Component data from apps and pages
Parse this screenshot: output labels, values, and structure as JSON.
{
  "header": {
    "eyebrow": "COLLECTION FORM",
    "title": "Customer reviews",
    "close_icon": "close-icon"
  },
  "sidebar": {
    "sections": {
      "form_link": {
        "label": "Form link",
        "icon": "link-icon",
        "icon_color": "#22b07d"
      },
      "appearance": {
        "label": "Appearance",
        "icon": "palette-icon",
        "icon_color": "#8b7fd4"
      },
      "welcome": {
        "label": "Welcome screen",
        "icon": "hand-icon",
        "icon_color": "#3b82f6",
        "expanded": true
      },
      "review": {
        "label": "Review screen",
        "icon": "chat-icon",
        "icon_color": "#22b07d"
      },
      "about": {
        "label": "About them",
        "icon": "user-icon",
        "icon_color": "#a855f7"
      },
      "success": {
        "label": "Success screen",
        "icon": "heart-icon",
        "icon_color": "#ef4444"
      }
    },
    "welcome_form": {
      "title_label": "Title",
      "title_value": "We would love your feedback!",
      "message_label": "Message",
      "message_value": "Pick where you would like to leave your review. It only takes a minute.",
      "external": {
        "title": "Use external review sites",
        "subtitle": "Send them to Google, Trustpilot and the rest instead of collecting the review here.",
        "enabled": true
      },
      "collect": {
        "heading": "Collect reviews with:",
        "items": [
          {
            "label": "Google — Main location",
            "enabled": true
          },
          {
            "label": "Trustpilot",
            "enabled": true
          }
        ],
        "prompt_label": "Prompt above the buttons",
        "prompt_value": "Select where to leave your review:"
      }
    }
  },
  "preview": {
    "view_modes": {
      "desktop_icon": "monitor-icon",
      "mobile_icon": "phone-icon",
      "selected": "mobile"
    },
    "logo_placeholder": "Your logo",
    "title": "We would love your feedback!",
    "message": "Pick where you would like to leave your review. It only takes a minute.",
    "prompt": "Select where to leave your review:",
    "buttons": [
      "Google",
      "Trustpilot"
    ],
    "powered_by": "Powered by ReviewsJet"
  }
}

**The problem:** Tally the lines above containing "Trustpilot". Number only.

**Reply:** 3